Data records for software interfaces
════

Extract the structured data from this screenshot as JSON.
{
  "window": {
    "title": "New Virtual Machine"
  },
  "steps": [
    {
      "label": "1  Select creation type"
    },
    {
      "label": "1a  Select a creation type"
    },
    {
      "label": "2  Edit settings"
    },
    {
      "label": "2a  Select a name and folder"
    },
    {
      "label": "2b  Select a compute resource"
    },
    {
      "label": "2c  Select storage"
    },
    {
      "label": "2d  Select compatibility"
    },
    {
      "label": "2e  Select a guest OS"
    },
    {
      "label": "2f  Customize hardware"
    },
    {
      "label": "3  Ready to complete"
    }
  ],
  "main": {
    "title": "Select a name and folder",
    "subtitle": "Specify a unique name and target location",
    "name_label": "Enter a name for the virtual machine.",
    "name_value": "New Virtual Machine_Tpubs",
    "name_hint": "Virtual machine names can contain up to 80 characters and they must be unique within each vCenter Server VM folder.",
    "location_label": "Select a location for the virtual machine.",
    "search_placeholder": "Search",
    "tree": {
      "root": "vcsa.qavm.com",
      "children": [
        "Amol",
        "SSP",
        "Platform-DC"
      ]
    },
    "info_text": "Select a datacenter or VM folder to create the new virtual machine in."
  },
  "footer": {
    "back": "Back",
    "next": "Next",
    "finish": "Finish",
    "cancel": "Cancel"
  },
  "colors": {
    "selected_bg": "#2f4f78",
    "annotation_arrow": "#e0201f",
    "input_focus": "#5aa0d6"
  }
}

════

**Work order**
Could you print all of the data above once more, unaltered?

**Task solution**
Extract the structured data from this screenshot as JSON.
{
  "window": {
    "title": "New Virtual Machine"
  },
  "steps": [
    {
      "label": "1  Select creation type"
    },
    {
      "label": "1a  Select a creation type"
    },
    {
      "label": "2  Edit settings"
    },
    {
      "label": "2a  Select a name and folder"
    },
    {
      "label": "2b  Select a compute resource"
    },
    {
      "label": "2c  Select storage"
    },
    {
      "label": "2d  Select compatibility"
    },
    {
      "label": "2e  Select a guest OS"
    },
    {
      "label": "2f  Customize hardware"
    },
    {
      "label": "3  Ready to complete"
    }
  ],
  "main": {
    "title": "Select a name and folder",
    "subtitle": "Specify a unique name and target location",
    "name_label": "Enter a name for the virtual machine.",
    "name_value": "New Virtual Machine_Tpubs",
    "name_hint": "Virtual machine names can contain up to 80 characters and they must be unique within each vCenter Server VM folder.",
    "location_label": "Select a location for the virtual machine.",
    "search_placeholder": "Search",
    "tree": {
      "root": "vcsa.qavm.com",
      "children": [
        "Amol",
        "SSP",
        "Platform-DC"
      ]
    },
    "info_text": "Select a datacenter or VM folder to create the new virtual machine in."
  },
  "footer": {
    "back": "Back",
    "next": "Next",
    "finish": "Finish",
    "cancel": "Cancel"
  },
  "colors": {
    "selected_bg": "#2f4f78",
    "annotation_arrow": "#e0201f",
    "input_focus": "#5aa0d6"
  }
}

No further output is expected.